One of the bigger mantras to come out of last season was that the Stars wouldn’t be penalized as much in 2012-13 as they were in previous years. Some thought the trading of Steve Ott to Buffalo and Ribeiro to the nation’s capital would help alleviate this issue, but those moves did not. Dallas finished the year with 623 total penalty minutes, averaging 13 per game, which ranks them sixth-worst in the NHL. The Stars also spent 287:54 on the penalty kill, the fourth-worst total in the league. But the most disconcerting numbers associated with the Stars’ rash of penalties again in this truncated season was the fact that they tied with the Flyers, a team that also didn’t make the playoffs, for the league lead in bench minors with nine. Whether Gulutzan returns to the Dallas bench or if the Stars have their fourth head coach since 2009, if they can’t get discipline under control, then this streak of no playoffs could continue well into the future.

Second-Period Struggles
Looking at the goal differential between the Stars and their opponents for both the first and third periods and things are pretty even. However, taking a glance at Dallas’ numbers in the middle frame and it becomes glaringly obvious where much of their struggles originated from in the 48-game season. The Stars were minus-15 in the second period and those woes in the middle 20 minutes were another strong factor in why they missed the playoffs yet again. Shoring that up next season and beyond could go a long way in seeing this playoff drought come to a hasty end.

A Mediocre Record in One-Goal Games
In recent years, it seems like Dallas had been pretty solid in close games. However, this year, the Stars seemed to regress a bit in that respect, finishing with a 10-10-4 mark in one-goal games, a mark that is clearly not good enough to be a playoff team in today’s NHL. Maybe much of that record can be chalked up to the Stars having a pretty young roster, but then again maybe this record illustrates how infrequently Gulutzan’s club was getting it done at crunch time.

A Solid Young Core Remains in Place
Besides Dillon, Eakin and Roussel, there were several other young players who made a strong initial impression this past season, with rookie winger Alex Chiasson, who played well before a shoulder injury sidelined him for the final part of the stretch run, also earning high marks for his solid offensive production even given a small sample size. Fellow forward Reilly Smih also showed flashes of his immense potential but like many young players still struggles to find consistency on an ongoing basis. Hulking defenseman Jamie Oleksiak also showed flashes of his potential but also looked lost at times. Backup goaltender Richard Bachman, who also had an up-and-down season before finishing strong in his final few starts, also warrants mentioning.

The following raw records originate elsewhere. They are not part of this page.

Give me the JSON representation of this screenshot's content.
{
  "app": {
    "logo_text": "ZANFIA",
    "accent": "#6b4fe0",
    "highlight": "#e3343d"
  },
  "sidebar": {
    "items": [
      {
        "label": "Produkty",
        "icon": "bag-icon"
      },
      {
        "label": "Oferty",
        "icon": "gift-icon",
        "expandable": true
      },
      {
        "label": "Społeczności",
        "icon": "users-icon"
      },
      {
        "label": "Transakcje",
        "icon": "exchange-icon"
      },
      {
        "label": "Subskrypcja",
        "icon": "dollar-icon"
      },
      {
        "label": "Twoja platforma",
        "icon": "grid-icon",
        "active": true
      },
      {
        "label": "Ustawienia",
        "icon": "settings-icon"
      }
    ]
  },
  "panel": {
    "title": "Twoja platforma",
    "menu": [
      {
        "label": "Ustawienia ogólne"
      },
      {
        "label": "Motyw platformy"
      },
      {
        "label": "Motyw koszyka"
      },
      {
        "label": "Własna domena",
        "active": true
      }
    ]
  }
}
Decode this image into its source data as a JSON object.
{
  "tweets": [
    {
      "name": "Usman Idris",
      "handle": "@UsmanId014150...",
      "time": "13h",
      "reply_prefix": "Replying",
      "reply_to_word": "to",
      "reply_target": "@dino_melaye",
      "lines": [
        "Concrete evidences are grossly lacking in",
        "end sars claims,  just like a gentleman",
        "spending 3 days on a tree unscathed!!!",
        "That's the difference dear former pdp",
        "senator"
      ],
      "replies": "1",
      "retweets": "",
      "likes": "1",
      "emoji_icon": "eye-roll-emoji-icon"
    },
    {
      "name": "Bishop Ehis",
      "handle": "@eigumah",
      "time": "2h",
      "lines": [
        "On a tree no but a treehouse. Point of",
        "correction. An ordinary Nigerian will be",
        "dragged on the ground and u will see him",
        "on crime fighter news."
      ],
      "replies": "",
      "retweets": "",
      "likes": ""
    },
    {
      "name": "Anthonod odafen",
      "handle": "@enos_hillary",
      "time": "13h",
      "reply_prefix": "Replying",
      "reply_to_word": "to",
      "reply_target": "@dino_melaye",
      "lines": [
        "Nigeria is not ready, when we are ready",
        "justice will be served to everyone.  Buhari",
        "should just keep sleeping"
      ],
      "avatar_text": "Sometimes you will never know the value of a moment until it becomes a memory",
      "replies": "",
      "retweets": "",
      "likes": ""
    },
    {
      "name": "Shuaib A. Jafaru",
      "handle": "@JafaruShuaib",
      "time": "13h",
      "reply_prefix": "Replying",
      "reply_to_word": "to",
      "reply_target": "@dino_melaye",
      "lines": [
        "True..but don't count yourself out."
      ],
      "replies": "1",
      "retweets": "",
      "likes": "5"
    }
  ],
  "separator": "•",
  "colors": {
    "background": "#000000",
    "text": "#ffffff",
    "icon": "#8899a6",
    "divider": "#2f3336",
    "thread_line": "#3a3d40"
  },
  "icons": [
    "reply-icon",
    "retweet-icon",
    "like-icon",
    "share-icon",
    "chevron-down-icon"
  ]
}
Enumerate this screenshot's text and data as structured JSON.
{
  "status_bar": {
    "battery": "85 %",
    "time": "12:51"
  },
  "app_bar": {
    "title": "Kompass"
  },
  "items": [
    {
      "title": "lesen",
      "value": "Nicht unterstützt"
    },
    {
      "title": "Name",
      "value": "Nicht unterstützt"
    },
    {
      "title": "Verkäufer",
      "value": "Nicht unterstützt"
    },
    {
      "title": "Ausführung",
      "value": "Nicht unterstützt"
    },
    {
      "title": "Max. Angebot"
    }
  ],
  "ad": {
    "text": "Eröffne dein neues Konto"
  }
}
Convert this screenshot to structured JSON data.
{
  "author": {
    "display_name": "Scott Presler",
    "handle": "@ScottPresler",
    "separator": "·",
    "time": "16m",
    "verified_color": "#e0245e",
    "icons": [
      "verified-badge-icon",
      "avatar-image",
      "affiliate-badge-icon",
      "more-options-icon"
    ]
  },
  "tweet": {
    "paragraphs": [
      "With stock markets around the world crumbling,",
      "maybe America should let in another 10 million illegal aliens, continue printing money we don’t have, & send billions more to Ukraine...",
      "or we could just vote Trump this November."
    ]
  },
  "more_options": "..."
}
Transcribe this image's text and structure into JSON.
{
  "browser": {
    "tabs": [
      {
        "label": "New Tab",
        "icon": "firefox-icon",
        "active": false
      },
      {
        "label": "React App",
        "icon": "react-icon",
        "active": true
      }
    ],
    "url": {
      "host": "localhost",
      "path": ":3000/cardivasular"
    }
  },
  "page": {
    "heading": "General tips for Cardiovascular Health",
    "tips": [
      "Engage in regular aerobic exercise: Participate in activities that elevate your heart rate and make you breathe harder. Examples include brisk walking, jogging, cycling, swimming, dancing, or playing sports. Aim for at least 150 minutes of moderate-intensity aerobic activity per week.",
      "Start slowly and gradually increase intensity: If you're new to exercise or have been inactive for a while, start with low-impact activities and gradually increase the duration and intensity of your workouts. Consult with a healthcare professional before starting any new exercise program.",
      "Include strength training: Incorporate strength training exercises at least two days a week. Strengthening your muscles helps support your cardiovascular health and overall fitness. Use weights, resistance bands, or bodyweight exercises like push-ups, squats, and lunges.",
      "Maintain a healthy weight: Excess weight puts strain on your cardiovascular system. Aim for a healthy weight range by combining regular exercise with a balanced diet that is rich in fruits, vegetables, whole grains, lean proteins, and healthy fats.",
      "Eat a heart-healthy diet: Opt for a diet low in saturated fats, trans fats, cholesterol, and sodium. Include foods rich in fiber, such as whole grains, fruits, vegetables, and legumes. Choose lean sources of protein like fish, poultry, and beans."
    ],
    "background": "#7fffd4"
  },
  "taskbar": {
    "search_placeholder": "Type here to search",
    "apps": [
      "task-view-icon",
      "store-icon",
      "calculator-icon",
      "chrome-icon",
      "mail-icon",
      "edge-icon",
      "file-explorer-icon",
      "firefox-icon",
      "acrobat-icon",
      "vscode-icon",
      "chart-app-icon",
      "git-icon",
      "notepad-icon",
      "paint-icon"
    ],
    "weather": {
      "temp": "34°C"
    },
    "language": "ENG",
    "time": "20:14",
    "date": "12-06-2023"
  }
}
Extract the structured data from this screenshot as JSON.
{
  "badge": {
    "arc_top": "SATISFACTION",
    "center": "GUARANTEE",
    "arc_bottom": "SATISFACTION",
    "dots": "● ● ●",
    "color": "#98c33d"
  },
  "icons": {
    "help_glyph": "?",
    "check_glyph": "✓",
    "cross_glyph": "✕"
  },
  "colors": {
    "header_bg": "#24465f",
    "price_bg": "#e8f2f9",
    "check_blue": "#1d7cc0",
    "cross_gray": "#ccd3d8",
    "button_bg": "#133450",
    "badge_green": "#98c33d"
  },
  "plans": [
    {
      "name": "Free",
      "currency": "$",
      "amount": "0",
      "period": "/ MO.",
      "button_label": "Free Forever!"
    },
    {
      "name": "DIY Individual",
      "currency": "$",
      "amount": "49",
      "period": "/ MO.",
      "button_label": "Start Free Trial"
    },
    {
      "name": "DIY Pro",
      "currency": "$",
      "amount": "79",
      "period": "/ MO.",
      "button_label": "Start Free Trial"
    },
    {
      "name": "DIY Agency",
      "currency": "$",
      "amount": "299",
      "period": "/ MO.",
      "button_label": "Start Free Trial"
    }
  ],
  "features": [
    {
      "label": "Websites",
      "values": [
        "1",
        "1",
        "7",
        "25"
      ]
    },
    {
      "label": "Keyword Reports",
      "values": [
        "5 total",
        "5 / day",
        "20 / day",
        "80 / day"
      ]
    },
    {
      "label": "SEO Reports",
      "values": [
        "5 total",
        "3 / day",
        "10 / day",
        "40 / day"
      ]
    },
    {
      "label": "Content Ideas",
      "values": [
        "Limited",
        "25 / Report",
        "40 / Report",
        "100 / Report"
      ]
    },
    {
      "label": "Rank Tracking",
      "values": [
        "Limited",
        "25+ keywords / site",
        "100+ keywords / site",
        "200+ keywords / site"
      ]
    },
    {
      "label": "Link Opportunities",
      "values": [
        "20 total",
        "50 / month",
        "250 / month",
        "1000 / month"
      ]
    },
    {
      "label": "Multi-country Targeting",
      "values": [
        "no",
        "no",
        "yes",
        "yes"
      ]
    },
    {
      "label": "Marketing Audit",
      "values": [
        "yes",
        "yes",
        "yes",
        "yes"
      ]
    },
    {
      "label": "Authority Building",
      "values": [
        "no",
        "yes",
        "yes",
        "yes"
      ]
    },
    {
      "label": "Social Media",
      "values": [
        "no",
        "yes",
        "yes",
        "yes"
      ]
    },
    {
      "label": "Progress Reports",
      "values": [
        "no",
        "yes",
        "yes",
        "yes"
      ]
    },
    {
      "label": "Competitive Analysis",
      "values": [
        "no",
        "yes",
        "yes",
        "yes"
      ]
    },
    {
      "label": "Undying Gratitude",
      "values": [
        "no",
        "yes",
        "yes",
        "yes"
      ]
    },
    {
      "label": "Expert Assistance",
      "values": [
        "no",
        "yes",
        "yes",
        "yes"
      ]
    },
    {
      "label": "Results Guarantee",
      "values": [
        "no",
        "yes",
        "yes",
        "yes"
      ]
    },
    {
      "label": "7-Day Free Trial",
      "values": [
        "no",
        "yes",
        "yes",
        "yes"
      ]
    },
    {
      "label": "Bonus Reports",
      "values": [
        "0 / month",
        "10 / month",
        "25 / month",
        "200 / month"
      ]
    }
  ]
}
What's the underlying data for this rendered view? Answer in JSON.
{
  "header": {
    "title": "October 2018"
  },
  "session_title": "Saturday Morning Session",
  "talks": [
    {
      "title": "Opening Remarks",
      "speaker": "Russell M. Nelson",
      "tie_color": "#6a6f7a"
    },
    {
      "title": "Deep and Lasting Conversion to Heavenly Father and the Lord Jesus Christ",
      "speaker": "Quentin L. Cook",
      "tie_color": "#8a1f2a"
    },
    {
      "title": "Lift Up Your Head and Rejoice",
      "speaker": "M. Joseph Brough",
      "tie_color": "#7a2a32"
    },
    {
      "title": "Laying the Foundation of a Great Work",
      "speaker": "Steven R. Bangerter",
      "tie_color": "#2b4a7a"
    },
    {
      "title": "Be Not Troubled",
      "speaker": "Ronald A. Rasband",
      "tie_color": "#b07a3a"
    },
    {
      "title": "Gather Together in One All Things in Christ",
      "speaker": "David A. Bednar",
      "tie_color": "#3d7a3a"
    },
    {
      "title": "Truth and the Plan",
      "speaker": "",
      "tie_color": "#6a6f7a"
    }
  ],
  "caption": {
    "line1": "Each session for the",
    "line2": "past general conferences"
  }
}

Offense Wasn’t an Issue
When the Stars made their surge after the NHL Trade Deadline, they ranked among the top 10 in the league in goals scored, which was also a good sign. Of course, that pace ebbed a bit further down the stretch as games tightened up and the stakes became even higher, but seeing Dallas knock the puck in at a regular pace pretty late in the year was a good sign and definitely a favorable omen going forward. And if the Stars are going to continue climbing when it comes to attendance, playing an attacking style of hockey with plenty of goals can only help that cause.

This is a Tight Group
No matter the results or lack thereof over the past few years, these last several Stars teams have all possessed strong chemistry, which is definitely encouraging going forward. Some might say chemistry doesn’t mean anything, but it is highly important that everyone in the room is on the same page and not only fighting for the team name on the front of the shirt, but also for every other name on the back in the room and the Stars clearly have that down. They not only play for the city of Dallas and the entire Metroplex, but they also play for each other. That mentality isn’t something that’s taught. Either a team has it or they don’t and the Stars clearly have that quality going in their favor.